[Opening Material supplied section]
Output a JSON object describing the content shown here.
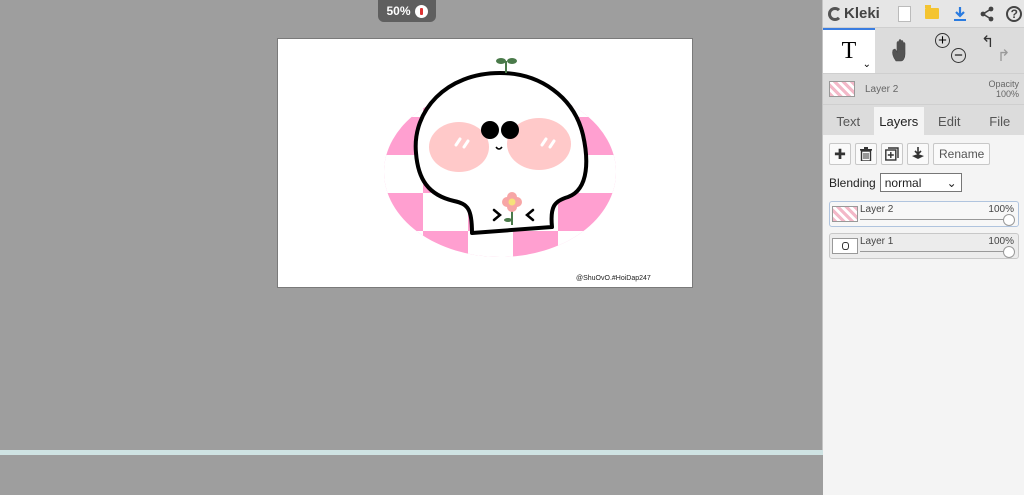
{
  "zoom": {
    "level": "50%"
  },
  "canvas": {
    "watermark": "@ShuOvO.#HoiDap247",
    "face_text": "> <"
  },
  "app": {
    "name": "Kleki"
  },
  "toolbar": {
    "icons": [
      "new-icon",
      "open-icon",
      "download-icon",
      "share-icon",
      "help-icon"
    ],
    "help_label": "?"
  },
  "tools": {
    "text_tool_label": "T",
    "caret": "⌄"
  },
  "current_layer": {
    "name": "Layer 2",
    "opacity_label": "Opacity",
    "opacity_value": "100%"
  },
  "tabs": [
    {
      "label": "Text"
    },
    {
      "label": "Layers",
      "active": true
    },
    {
      "label": "Edit"
    },
    {
      "label": "File"
    }
  ],
  "layers_panel": {
    "rename_label": "Rename",
    "blending_label": "Blending",
    "blending_value": "normal",
    "layers": [
      {
        "name": "Layer 2",
        "opacity": "100%",
        "opacity_fraction": 1.0,
        "active": true
      },
      {
        "name": "Layer 1",
        "opacity": "100%",
        "opacity_fraction": 1.0,
        "active": false
      }
    ]
  },
  "colors": {
    "workspace": "#9e9e9e",
    "pink": "#ff9fd0",
    "cheek": "#ffc9c9",
    "accent": "#3a7de0"
  }
}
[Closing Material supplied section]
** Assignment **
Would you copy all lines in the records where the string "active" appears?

** Output below **
      "active": true
        "active": true
        "active": false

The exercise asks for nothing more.